Task objective: Going through the data below, tally every line where the string "this" occurs, then give only the tally.

Data supplied:
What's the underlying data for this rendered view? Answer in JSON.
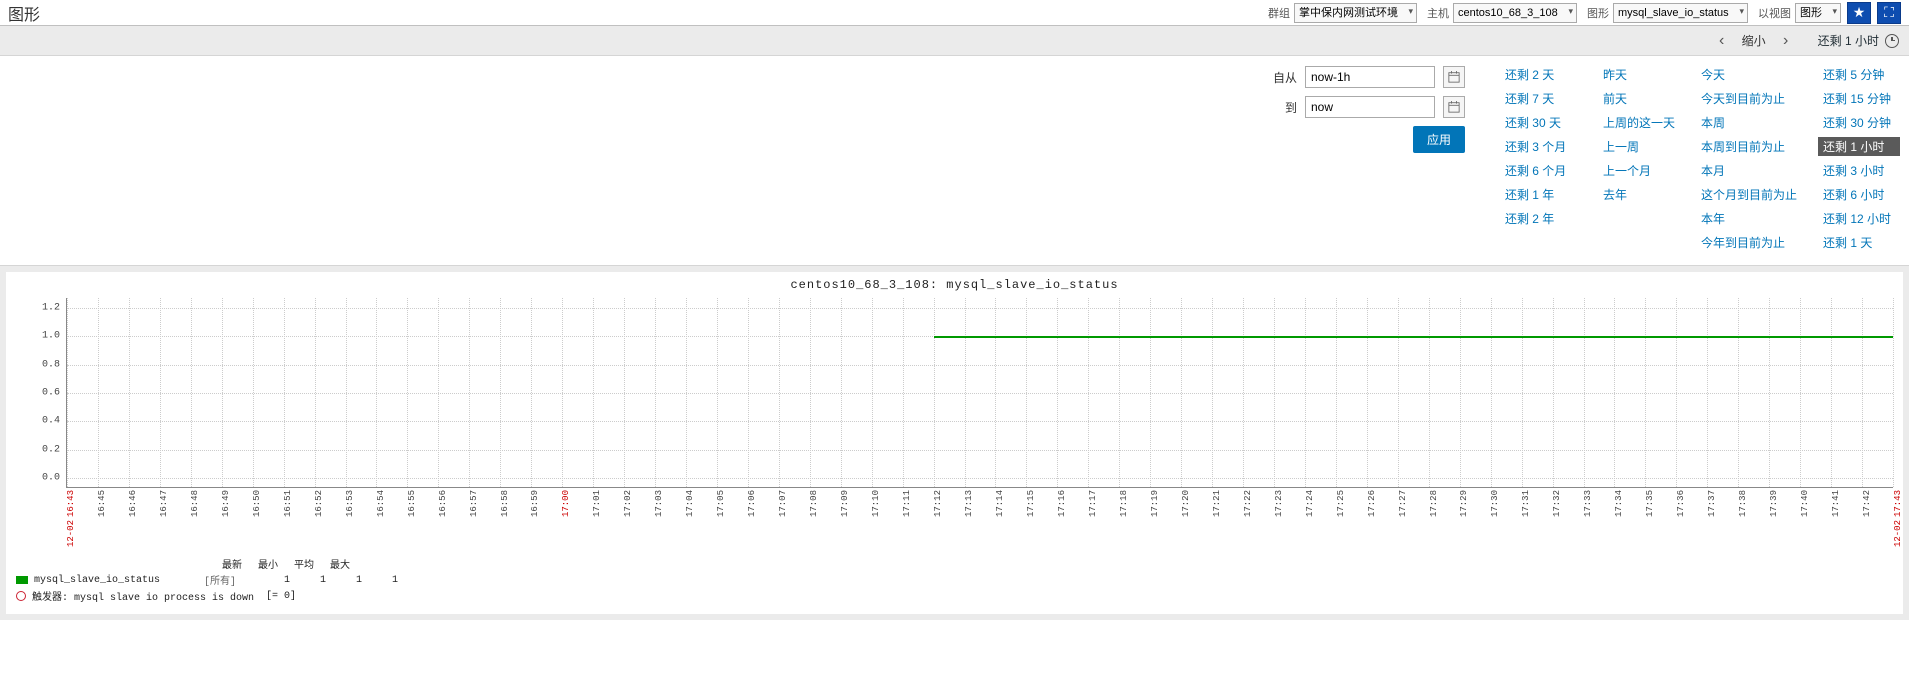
{
  "topbar": {
    "title": "图形",
    "filters": {
      "group_label": "群组",
      "group_value": "掌中保内网测试环境",
      "host_label": "主机",
      "host_value": "centos10_68_3_108",
      "graph_label": "图形",
      "graph_value": "mysql_slave_io_status",
      "view_label": "以视图",
      "view_value": "图形"
    }
  },
  "timenav": {
    "zoom_out": "缩小",
    "current": "还剩 1 小时"
  },
  "panel": {
    "from_label": "自从",
    "from_value": "now-1h",
    "to_label": "到",
    "to_value": "now",
    "apply": "应用"
  },
  "presets": {
    "col1": [
      "还剩 2 天",
      "还剩 7 天",
      "还剩 30 天",
      "还剩 3 个月",
      "还剩 6 个月",
      "还剩 1 年",
      "还剩 2 年"
    ],
    "col2": [
      "昨天",
      "前天",
      "上周的这一天",
      "上一周",
      "上一个月",
      "去年"
    ],
    "col3": [
      "今天",
      "今天到目前为止",
      "本周",
      "本周到目前为止",
      "本月",
      "这个月到目前为止",
      "本年",
      "今年到目前为止"
    ],
    "col4": [
      "还剩 5 分钟",
      "还剩 15 分钟",
      "还剩 30 分钟",
      "还剩 1 小时",
      "还剩 3 小时",
      "还剩 6 小时",
      "还剩 12 小时",
      "还剩 1 天"
    ],
    "active": "还剩 1 小时"
  },
  "chart_data": {
    "type": "line",
    "title": "centos10_68_3_108: mysql_slave_io_status",
    "ylabel": "",
    "xlabel": "",
    "ylim": [
      0,
      1.2
    ],
    "yticks": [
      0,
      0.2,
      0.4,
      0.6,
      0.8,
      1.0,
      1.2
    ],
    "x_start": "16:43",
    "x_end": "17:43",
    "x_date": "12-02",
    "xticks": [
      "16:43",
      "16:45",
      "16:46",
      "16:47",
      "16:48",
      "16:49",
      "16:50",
      "16:51",
      "16:52",
      "16:53",
      "16:54",
      "16:55",
      "16:56",
      "16:57",
      "16:58",
      "16:59",
      "17:00",
      "17:01",
      "17:02",
      "17:03",
      "17:04",
      "17:05",
      "17:06",
      "17:07",
      "17:08",
      "17:09",
      "17:10",
      "17:11",
      "17:12",
      "17:13",
      "17:14",
      "17:15",
      "17:16",
      "17:17",
      "17:18",
      "17:19",
      "17:20",
      "17:21",
      "17:22",
      "17:23",
      "17:24",
      "17:25",
      "17:26",
      "17:27",
      "17:28",
      "17:29",
      "17:30",
      "17:31",
      "17:32",
      "17:33",
      "17:34",
      "17:35",
      "17:36",
      "17:37",
      "17:38",
      "17:39",
      "17:40",
      "17:41",
      "17:42",
      "17:43"
    ],
    "hour_mark": "17:00",
    "series": [
      {
        "name": "mysql_slave_io_status",
        "color": "#009900",
        "data_starts_at": "17:12",
        "value": 1
      }
    ],
    "legend": {
      "headers": [
        "最新",
        "最小",
        "平均",
        "最大"
      ],
      "rows": [
        {
          "swatch": "green",
          "name": "mysql_slave_io_status",
          "scope": "[所有]",
          "values": [
            "1",
            "1",
            "1",
            "1"
          ]
        }
      ],
      "trigger": {
        "label": "触发器:",
        "text": "mysql slave io process is down",
        "cond": "[= 0]"
      }
    }
  }
}
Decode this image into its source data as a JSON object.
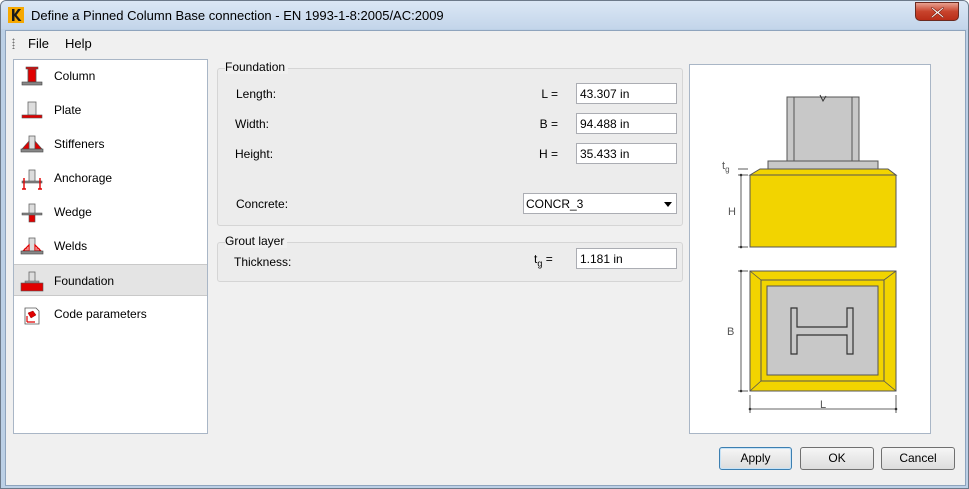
{
  "window": {
    "title": "Define a Pinned Column Base connection - EN 1993-1-8:2005/AC:2009"
  },
  "menu": {
    "items": [
      {
        "label": "File"
      },
      {
        "label": "Help"
      }
    ]
  },
  "sidebar": {
    "items": [
      {
        "label": "Column",
        "icon": "column-icon",
        "active": false
      },
      {
        "label": "Plate",
        "icon": "plate-icon",
        "active": false
      },
      {
        "label": "Stiffeners",
        "icon": "stiffeners-icon",
        "active": false
      },
      {
        "label": "Anchorage",
        "icon": "anchorage-icon",
        "active": false
      },
      {
        "label": "Wedge",
        "icon": "wedge-icon",
        "active": false
      },
      {
        "label": "Welds",
        "icon": "welds-icon",
        "active": false
      },
      {
        "label": "Foundation",
        "icon": "foundation-icon",
        "active": true
      },
      {
        "label": "Code parameters",
        "icon": "code-parameters-icon",
        "active": false
      }
    ]
  },
  "foundation": {
    "title": "Foundation",
    "length": {
      "label": "Length:",
      "symbol": "L =",
      "value": "43.307 in"
    },
    "width": {
      "label": "Width:",
      "symbol": "B =",
      "value": "94.488 in"
    },
    "height": {
      "label": "Height:",
      "symbol": "H =",
      "value": "35.433 in"
    },
    "concrete": {
      "label": "Concrete:",
      "value": "CONCR_3"
    }
  },
  "grout": {
    "title": "Grout layer",
    "thickness": {
      "label": "Thickness:",
      "symbol_main": "t",
      "symbol_sub": "g",
      "symbol_suffix": " =",
      "value": "1.181 in"
    }
  },
  "preview": {
    "tg_main": "t",
    "tg_sub": "g",
    "h_label": "H",
    "b_label": "B",
    "l_label": "L"
  },
  "buttons": {
    "apply": "Apply",
    "ok": "OK",
    "cancel": "Cancel"
  },
  "colors": {
    "concrete": "#f2d400",
    "steel": "#c8c8c8",
    "accent_red": "#e00000"
  }
}
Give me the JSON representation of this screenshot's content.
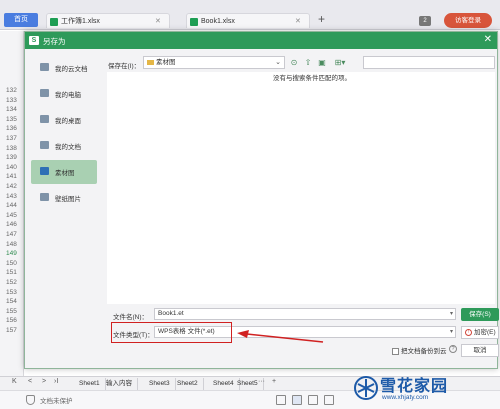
{
  "tabs": {
    "home": "首页",
    "doc1": "工作簿1.xlsx",
    "doc2": "Book1.xlsx",
    "add": "+",
    "page_count": "2",
    "login": "访客登录"
  },
  "row_numbers": [
    "132",
    "133",
    "134",
    "135",
    "136",
    "137",
    "138",
    "139",
    "140",
    "141",
    "142",
    "143",
    "144",
    "145",
    "146",
    "147",
    "148",
    "149",
    "150",
    "151",
    "152",
    "153",
    "154",
    "155",
    "156",
    "157"
  ],
  "active_row": "149",
  "dialog": {
    "title": "另存为",
    "close": "✕",
    "sidebar": [
      {
        "label": "我的云文档",
        "icon": "cloud-icon"
      },
      {
        "label": "我的电脑",
        "icon": "computer-icon"
      },
      {
        "label": "我的桌面",
        "icon": "desktop-icon"
      },
      {
        "label": "我的文档",
        "icon": "documents-icon"
      },
      {
        "label": "素材图",
        "icon": "folder-icon"
      },
      {
        "label": "壁纸图片",
        "icon": "folder-icon"
      }
    ],
    "location_label": "保存在(I)：",
    "location_value": "素材图",
    "no_match_text": "没有与搜索条件匹配的项。",
    "filename_label": "文件名(N)：",
    "filename_value": "Book1.et",
    "filetype_label": "文件类型(T)：",
    "filetype_value": "WPS表格 文件(*.et)",
    "save_button": "保存(S)",
    "encrypt_button": "加密(E)",
    "cancel_button": "取消",
    "backup_label": "把文档备份到云",
    "help": "?"
  },
  "sheetbar": {
    "nav": [
      "K",
      "<",
      ">",
      "›I"
    ],
    "tabs": [
      "Sheet1",
      "输入内容",
      "Sheet3",
      "Sheet2",
      "Sheet4",
      "Sheet5"
    ],
    "more": "···",
    "add": "+"
  },
  "status": {
    "protection": "文档未保护"
  },
  "watermark": {
    "name": "雪花家园",
    "url": "www.xhjaty.com"
  },
  "colors": {
    "accent": "#2e9a5a",
    "highlight": "#d02121"
  }
}
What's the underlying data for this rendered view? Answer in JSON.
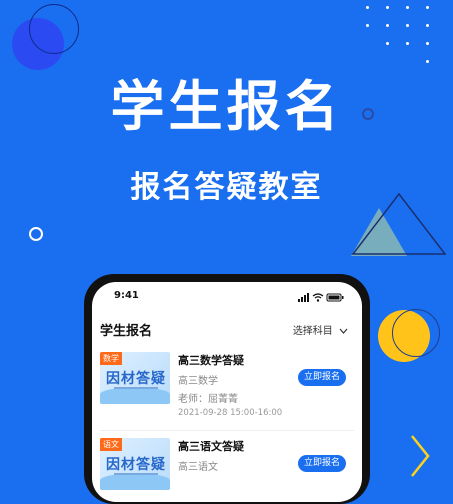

Written solution: 4